→ Your assignment
The number of lines in the records that include "Taxonomy" is all you should give.

→ Data in this exercise
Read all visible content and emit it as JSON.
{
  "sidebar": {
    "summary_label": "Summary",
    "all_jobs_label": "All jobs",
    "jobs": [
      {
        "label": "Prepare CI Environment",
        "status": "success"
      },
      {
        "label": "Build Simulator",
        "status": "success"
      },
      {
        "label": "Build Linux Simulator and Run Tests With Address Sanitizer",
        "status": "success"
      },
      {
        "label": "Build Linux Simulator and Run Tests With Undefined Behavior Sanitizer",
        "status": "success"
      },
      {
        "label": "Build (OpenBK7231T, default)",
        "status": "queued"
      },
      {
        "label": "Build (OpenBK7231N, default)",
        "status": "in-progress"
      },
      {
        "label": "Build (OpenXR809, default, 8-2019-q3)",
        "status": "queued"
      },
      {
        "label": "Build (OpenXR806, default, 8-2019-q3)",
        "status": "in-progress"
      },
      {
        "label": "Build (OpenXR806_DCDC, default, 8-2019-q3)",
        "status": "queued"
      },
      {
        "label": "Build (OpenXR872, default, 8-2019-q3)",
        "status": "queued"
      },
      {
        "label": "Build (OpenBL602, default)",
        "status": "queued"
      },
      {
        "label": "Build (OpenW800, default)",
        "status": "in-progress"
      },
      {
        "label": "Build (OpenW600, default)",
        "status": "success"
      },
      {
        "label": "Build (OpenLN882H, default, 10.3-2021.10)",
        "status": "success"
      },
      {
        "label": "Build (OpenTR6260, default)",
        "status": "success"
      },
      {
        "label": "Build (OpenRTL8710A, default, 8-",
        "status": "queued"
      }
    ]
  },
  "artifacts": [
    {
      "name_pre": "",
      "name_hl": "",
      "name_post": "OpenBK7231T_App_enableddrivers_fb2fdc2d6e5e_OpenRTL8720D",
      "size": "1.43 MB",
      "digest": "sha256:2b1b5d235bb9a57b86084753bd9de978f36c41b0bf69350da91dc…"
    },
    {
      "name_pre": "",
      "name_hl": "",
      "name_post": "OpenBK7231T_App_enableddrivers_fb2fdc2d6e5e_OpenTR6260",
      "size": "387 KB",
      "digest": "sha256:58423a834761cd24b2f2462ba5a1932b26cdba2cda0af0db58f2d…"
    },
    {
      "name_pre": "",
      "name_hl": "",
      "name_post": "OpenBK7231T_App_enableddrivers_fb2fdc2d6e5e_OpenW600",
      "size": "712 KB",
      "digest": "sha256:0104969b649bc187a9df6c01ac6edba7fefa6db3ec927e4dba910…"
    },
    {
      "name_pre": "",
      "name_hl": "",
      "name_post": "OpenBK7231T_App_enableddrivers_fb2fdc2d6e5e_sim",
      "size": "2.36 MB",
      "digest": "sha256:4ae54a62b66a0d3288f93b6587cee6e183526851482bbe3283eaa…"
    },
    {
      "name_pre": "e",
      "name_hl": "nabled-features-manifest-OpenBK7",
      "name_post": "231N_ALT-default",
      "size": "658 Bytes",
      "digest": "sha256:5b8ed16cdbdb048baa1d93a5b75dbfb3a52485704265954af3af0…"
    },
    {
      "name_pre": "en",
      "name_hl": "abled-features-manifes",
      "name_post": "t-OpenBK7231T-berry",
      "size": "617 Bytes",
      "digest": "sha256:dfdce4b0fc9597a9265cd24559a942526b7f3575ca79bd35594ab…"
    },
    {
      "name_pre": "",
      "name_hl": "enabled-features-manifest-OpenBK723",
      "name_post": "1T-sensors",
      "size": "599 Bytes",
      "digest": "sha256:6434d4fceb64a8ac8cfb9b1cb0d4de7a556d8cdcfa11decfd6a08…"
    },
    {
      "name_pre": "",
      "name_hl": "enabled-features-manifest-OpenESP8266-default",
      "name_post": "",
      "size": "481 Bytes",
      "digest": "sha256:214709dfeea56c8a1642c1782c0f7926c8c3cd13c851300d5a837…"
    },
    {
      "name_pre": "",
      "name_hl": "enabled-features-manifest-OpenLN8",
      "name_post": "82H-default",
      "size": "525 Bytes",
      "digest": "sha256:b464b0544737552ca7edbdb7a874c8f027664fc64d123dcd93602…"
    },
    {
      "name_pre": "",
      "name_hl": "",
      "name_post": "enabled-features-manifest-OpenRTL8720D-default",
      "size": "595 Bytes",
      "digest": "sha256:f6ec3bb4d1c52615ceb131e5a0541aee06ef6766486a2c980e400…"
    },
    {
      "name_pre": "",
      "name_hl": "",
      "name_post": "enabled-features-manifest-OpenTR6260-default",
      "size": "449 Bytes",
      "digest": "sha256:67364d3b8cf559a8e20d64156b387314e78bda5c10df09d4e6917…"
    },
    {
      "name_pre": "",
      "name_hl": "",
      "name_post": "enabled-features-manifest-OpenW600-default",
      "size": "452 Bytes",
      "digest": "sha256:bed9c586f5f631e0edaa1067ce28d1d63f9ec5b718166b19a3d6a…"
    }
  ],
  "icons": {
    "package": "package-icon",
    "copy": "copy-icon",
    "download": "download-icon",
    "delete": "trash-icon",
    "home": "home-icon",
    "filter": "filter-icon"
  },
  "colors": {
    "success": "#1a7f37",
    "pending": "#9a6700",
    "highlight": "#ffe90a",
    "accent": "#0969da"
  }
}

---

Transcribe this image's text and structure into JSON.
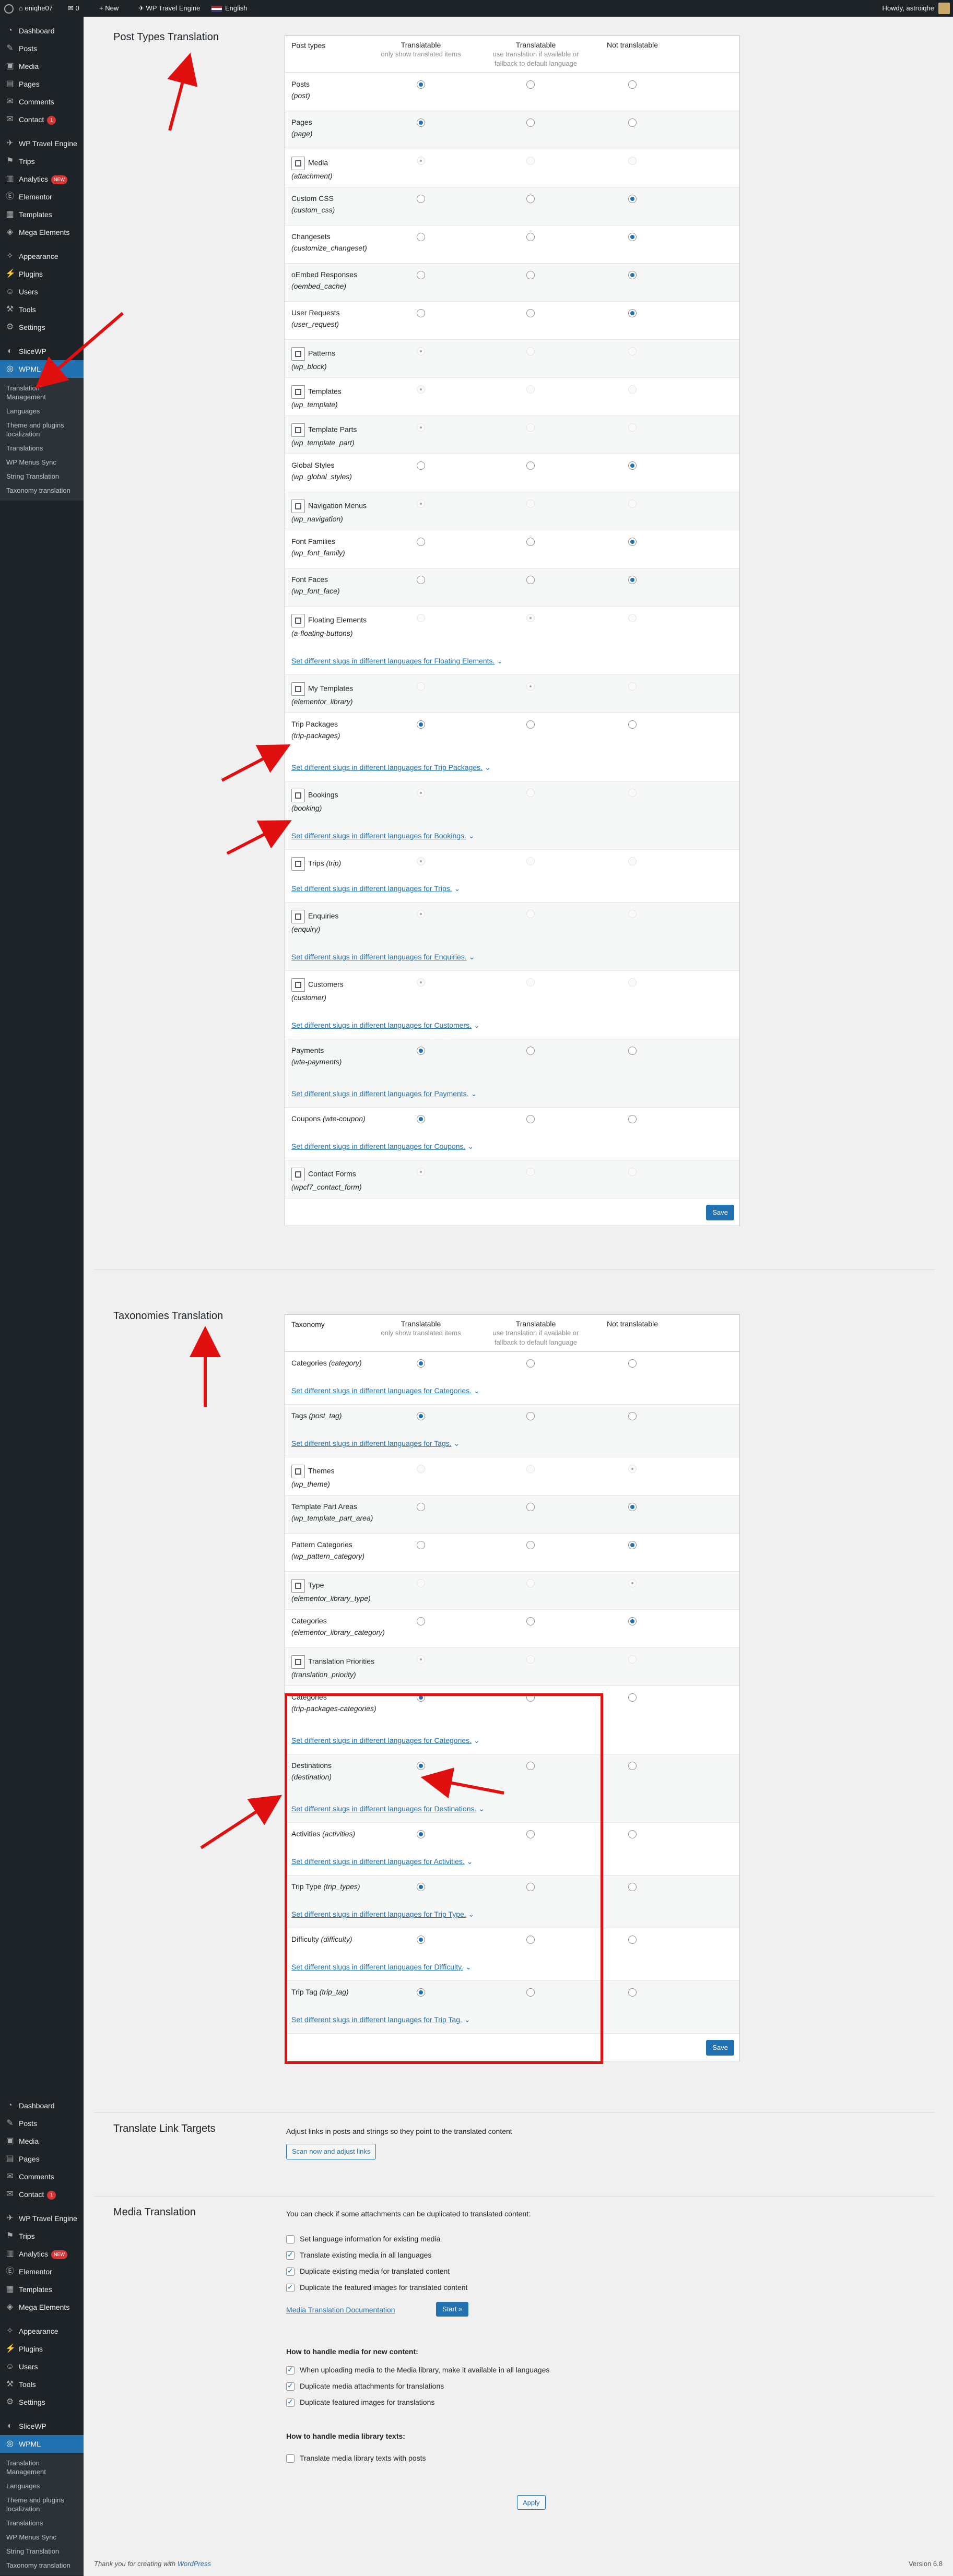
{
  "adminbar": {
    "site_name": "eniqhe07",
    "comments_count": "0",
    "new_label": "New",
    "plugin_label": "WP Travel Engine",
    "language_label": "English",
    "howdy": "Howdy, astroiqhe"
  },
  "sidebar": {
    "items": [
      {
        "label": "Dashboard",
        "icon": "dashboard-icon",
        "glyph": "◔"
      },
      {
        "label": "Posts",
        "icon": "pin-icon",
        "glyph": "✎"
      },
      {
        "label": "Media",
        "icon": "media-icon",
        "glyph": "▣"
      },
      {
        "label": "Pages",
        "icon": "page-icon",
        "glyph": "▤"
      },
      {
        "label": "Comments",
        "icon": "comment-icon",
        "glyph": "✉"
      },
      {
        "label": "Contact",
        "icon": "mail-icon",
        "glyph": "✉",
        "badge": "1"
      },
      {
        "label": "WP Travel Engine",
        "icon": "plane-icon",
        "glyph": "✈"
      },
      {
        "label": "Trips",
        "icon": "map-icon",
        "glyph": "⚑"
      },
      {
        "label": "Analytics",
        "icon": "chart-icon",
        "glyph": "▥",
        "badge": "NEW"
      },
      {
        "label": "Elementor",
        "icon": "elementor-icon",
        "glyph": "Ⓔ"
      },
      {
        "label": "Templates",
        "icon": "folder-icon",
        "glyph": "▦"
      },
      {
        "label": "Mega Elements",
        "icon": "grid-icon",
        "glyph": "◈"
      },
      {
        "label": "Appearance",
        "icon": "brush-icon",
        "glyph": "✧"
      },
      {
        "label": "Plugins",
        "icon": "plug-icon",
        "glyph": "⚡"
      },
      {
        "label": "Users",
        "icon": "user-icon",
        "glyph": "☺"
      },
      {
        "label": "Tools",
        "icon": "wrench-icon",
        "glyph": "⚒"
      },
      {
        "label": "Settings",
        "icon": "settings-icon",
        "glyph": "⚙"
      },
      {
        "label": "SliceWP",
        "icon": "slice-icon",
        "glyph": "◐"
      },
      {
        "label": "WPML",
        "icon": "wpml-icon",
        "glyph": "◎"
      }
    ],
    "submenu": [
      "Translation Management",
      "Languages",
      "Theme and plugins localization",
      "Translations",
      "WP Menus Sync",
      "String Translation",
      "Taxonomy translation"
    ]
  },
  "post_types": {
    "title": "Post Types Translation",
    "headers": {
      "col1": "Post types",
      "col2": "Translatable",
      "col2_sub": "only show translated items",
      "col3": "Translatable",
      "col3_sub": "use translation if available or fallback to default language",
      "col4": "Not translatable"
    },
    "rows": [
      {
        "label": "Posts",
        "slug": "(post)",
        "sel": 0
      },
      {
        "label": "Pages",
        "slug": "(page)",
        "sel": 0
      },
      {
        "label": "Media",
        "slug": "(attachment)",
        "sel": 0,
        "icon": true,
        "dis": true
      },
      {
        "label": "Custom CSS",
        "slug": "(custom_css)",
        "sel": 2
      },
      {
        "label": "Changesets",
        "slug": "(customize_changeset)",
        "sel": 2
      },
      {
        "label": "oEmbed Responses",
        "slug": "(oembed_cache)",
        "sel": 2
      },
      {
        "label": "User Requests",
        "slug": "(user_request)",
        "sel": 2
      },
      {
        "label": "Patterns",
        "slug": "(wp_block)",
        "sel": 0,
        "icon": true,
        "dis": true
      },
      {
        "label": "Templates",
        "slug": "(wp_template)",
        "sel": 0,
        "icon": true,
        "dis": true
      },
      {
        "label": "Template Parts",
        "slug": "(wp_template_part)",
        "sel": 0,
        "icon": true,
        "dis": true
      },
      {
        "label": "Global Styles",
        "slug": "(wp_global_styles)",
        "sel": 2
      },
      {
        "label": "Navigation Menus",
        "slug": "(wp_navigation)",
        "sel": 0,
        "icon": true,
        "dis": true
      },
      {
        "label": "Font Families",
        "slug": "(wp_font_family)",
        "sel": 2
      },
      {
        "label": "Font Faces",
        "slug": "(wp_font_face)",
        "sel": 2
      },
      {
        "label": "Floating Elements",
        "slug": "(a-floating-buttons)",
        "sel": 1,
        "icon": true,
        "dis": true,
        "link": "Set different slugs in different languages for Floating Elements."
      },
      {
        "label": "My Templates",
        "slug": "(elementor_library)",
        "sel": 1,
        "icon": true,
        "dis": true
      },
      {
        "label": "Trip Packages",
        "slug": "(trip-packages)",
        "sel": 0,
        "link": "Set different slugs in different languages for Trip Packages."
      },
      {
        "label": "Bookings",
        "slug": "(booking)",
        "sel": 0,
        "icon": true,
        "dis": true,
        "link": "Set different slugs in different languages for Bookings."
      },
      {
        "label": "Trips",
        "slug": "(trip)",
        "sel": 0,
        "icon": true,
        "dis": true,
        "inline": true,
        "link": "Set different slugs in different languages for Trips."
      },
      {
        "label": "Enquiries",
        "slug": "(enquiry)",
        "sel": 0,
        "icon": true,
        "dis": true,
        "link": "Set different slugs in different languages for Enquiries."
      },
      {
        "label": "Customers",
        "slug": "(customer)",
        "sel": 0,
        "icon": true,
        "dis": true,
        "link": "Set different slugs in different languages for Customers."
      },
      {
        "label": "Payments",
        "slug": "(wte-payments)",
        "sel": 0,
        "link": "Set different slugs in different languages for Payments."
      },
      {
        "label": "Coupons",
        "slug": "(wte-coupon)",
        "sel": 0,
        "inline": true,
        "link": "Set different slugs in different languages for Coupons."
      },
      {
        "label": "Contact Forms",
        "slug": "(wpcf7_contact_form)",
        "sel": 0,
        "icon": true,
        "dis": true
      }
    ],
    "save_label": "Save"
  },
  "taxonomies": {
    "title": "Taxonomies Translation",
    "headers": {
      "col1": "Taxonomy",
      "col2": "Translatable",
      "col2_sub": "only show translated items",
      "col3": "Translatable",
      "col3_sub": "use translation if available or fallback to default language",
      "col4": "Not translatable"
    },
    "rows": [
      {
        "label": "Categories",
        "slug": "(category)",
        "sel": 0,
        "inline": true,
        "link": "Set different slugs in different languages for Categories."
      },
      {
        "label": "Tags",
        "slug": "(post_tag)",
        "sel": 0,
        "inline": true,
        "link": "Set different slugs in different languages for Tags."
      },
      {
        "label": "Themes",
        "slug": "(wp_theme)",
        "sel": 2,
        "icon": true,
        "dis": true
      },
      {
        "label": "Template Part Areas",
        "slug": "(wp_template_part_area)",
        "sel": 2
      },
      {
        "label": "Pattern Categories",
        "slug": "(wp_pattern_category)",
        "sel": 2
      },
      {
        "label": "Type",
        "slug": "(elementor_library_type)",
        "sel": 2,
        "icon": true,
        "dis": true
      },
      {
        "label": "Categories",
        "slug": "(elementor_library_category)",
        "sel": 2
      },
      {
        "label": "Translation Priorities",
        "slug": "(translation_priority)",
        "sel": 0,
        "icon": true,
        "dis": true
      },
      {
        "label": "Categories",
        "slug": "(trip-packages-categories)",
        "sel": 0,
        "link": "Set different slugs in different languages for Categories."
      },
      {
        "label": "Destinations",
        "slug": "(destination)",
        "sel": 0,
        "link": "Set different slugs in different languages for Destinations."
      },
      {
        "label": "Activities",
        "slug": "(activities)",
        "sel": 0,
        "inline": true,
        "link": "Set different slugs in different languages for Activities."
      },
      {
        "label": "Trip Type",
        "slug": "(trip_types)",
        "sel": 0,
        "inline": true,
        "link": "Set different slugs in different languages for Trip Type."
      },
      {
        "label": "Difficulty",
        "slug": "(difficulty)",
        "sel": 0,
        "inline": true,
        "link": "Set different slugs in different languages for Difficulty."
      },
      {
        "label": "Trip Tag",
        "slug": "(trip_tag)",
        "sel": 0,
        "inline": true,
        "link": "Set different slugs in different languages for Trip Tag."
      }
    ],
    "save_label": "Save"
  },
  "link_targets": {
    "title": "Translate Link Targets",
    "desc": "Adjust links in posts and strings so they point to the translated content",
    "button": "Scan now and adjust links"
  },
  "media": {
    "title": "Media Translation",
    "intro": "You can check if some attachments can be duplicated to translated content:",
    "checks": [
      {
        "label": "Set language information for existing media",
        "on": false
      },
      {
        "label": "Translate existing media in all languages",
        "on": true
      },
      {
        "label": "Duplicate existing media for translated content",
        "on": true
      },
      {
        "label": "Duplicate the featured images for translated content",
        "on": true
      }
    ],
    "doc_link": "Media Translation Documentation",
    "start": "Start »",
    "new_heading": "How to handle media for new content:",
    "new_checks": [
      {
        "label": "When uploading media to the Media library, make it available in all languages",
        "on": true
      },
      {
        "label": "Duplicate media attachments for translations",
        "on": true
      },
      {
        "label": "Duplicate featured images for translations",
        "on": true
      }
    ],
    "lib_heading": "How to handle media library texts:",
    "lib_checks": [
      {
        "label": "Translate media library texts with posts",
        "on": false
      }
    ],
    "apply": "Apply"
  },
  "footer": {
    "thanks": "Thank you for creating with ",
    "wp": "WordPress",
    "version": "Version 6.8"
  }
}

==

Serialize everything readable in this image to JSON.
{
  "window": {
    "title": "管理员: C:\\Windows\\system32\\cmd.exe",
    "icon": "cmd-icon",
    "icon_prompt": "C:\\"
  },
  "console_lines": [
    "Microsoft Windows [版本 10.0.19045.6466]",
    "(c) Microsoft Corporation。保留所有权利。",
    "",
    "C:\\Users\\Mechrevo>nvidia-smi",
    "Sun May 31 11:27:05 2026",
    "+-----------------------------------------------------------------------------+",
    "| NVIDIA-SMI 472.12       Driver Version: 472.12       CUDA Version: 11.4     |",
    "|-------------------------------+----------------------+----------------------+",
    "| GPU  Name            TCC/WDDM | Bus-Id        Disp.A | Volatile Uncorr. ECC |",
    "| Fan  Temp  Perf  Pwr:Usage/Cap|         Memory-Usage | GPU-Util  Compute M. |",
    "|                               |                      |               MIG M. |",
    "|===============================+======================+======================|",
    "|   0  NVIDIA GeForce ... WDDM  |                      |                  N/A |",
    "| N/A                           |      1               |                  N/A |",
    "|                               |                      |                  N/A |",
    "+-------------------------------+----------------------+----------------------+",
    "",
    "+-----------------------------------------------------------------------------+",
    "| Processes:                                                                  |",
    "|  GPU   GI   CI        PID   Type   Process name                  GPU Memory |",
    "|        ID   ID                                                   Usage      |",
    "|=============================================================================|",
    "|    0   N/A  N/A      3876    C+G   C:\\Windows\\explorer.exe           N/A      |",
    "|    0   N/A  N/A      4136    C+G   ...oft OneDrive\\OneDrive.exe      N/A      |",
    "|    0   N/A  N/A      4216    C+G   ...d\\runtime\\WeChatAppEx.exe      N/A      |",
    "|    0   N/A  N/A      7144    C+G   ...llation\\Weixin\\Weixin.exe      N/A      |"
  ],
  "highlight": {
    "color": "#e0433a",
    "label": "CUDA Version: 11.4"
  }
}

→ Expected output
2